→ **Activity**: Extract each line of the records below that contains the word "Hızı".

→ **Data for processing**:

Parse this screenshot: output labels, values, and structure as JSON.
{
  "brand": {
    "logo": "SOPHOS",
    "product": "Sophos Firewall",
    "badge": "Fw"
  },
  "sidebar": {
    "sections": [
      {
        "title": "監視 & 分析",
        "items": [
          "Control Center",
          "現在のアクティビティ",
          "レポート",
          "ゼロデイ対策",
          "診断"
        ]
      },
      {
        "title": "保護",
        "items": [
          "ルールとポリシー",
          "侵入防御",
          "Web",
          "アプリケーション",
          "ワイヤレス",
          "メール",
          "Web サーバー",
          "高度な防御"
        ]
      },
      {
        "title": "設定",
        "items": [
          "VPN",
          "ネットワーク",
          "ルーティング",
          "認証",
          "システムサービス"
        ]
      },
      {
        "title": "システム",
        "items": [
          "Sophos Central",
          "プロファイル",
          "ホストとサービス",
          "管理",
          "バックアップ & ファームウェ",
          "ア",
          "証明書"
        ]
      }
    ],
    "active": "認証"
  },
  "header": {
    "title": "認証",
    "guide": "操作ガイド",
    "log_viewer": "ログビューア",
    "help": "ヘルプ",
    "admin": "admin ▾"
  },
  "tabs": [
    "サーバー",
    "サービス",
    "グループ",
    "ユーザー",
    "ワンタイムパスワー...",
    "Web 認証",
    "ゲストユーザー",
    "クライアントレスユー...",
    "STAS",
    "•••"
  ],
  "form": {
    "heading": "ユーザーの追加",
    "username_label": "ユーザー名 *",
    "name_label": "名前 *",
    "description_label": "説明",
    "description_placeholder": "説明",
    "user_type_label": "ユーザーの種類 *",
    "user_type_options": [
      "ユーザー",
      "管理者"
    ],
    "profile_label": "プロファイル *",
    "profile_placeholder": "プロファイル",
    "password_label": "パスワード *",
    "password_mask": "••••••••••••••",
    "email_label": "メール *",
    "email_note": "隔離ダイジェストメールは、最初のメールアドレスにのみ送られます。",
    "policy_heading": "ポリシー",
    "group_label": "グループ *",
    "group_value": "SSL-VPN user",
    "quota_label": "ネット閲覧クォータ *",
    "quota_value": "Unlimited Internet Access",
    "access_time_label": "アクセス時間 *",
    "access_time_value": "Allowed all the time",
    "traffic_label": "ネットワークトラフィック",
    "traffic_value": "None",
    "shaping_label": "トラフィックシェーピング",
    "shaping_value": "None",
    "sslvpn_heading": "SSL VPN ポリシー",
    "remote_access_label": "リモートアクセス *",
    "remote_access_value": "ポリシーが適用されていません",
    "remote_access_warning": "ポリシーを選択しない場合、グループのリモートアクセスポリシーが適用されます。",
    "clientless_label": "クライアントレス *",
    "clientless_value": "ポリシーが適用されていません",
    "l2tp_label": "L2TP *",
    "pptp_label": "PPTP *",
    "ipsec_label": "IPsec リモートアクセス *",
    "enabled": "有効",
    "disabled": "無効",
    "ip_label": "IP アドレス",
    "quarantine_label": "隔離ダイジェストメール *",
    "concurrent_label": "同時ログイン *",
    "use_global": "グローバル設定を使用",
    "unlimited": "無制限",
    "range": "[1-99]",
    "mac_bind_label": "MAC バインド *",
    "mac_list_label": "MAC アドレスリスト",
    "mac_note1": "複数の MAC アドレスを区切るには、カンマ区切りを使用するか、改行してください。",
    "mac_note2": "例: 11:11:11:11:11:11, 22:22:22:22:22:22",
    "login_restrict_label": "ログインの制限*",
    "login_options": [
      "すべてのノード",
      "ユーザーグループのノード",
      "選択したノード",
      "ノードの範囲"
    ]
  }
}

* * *

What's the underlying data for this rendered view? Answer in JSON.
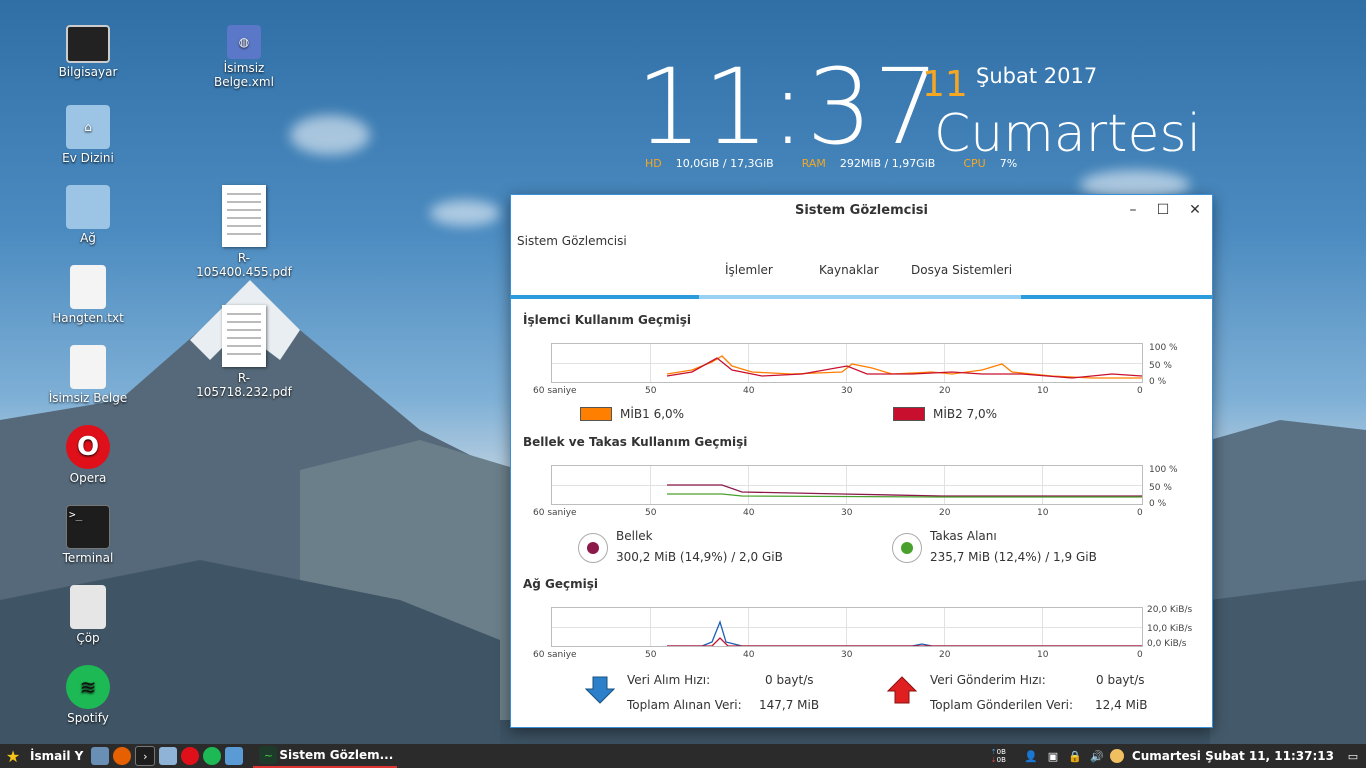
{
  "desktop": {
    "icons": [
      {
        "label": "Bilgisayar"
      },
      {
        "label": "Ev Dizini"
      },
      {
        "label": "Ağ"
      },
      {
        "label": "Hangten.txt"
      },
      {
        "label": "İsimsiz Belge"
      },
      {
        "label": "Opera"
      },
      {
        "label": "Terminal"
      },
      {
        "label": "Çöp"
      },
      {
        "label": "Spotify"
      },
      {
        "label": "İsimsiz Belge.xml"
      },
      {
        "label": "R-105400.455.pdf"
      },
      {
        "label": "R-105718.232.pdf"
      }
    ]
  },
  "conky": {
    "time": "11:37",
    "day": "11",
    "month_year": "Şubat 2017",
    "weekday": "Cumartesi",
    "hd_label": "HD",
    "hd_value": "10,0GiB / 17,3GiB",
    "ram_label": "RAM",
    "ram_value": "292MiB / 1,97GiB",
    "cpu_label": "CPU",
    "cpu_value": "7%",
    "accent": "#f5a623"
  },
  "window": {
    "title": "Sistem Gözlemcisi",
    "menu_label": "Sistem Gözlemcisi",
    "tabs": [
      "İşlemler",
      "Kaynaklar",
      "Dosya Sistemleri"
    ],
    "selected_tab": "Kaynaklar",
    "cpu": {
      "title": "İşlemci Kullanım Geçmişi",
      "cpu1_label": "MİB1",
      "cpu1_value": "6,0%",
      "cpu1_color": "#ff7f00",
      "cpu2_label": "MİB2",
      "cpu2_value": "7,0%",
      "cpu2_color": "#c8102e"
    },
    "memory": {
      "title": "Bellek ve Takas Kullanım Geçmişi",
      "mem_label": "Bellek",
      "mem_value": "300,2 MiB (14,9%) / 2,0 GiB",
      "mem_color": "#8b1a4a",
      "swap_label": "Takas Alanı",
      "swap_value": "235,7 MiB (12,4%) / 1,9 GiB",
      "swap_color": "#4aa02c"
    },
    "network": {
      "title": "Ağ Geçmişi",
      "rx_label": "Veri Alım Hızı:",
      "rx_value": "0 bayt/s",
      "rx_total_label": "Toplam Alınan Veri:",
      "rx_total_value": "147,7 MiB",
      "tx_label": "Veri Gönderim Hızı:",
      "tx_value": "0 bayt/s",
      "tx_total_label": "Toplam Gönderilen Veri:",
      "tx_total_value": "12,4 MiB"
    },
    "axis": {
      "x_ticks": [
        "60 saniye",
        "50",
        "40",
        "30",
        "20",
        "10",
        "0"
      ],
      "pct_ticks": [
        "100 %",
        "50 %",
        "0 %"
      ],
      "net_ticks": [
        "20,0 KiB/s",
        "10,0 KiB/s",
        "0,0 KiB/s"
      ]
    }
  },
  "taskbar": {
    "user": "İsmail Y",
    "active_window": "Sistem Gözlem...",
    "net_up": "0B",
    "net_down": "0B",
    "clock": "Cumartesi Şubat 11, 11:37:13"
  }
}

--

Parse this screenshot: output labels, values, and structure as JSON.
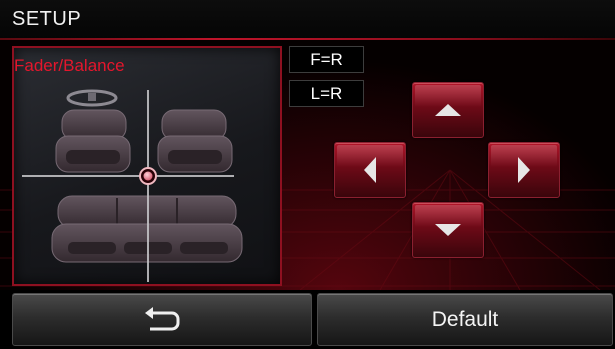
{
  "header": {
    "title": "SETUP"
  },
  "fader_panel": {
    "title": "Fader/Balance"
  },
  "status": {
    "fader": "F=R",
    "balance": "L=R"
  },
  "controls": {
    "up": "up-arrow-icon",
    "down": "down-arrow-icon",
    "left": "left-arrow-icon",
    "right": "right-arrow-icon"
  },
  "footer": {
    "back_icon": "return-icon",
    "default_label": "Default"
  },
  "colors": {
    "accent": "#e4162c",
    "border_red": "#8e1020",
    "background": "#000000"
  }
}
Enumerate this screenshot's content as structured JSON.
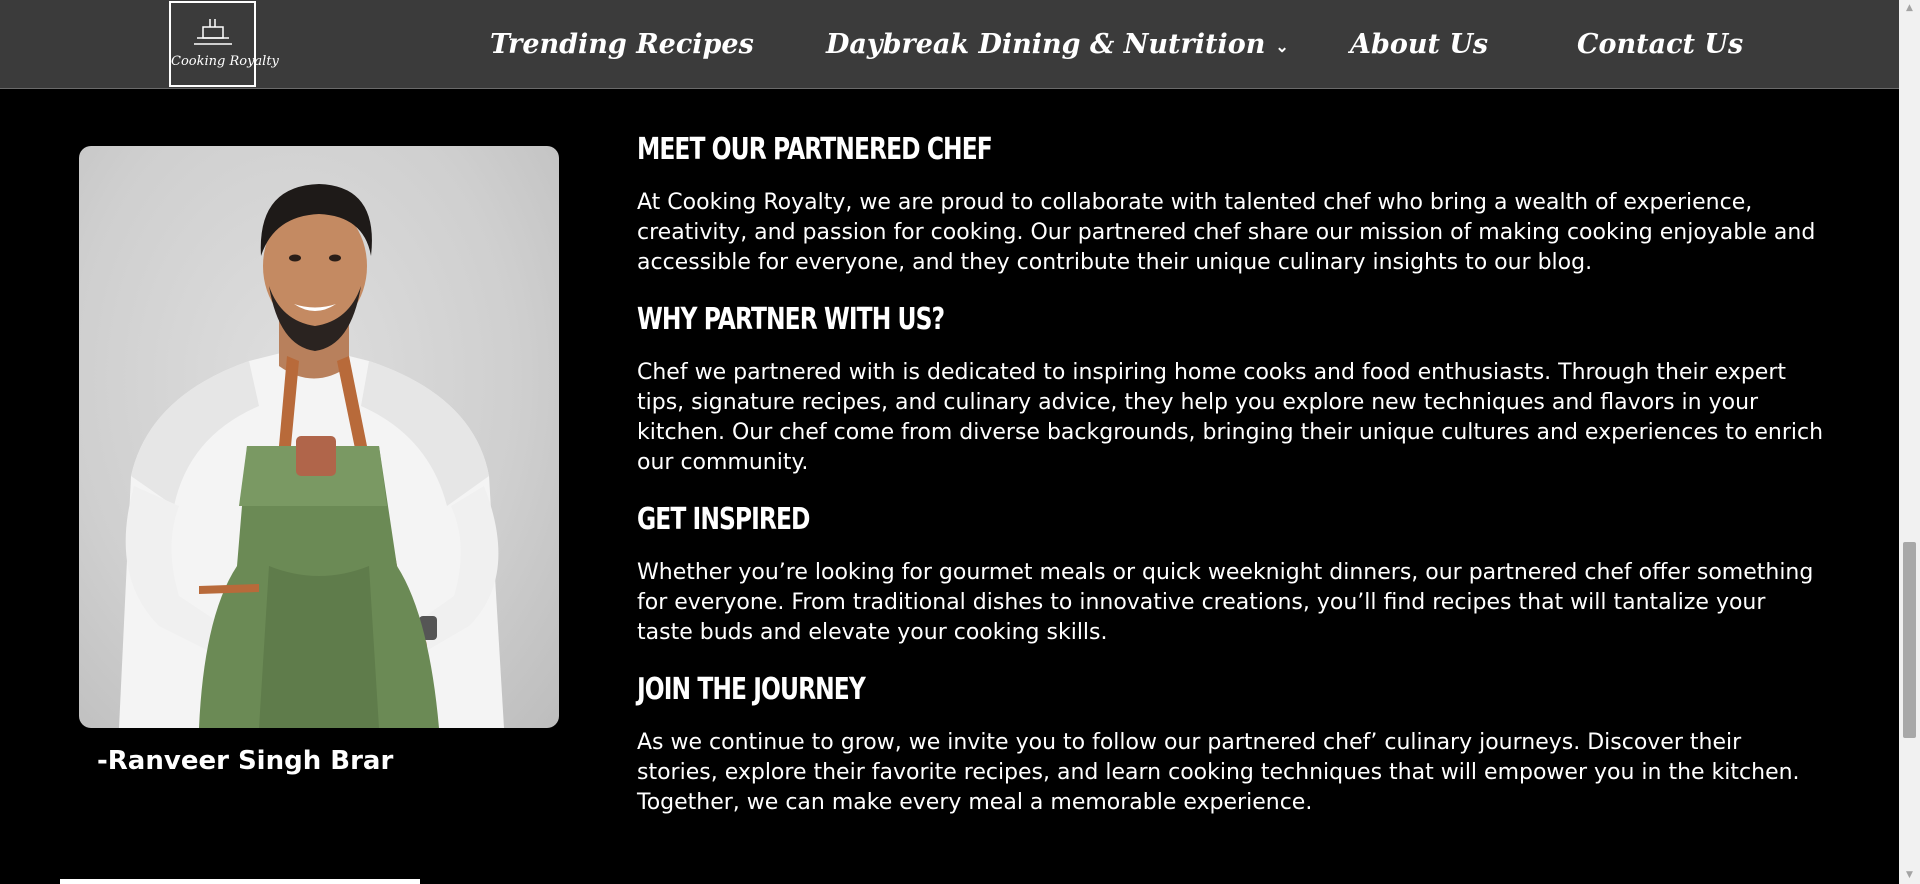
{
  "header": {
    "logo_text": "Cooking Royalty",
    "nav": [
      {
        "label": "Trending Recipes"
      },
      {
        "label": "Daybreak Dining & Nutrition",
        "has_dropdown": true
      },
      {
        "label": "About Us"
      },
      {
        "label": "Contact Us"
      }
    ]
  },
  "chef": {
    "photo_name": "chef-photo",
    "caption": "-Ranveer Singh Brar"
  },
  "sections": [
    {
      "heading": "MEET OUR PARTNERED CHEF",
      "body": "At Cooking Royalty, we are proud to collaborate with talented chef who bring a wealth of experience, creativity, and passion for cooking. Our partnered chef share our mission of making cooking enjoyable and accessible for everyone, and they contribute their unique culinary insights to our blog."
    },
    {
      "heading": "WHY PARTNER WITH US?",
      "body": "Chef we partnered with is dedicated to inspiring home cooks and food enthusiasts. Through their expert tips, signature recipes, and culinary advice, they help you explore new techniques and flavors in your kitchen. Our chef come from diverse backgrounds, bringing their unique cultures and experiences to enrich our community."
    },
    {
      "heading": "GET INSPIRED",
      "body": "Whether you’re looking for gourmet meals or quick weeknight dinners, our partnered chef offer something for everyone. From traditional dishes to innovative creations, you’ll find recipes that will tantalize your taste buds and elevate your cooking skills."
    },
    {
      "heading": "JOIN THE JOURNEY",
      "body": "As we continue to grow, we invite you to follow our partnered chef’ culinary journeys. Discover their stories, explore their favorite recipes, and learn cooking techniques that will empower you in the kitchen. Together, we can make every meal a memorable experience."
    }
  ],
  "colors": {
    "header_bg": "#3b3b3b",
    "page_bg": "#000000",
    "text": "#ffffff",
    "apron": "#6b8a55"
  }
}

→ **Result of this task**:
      "rx_label": "Veri Alım Hızı:",
      "tx_label": "Veri Gönderim Hızı:",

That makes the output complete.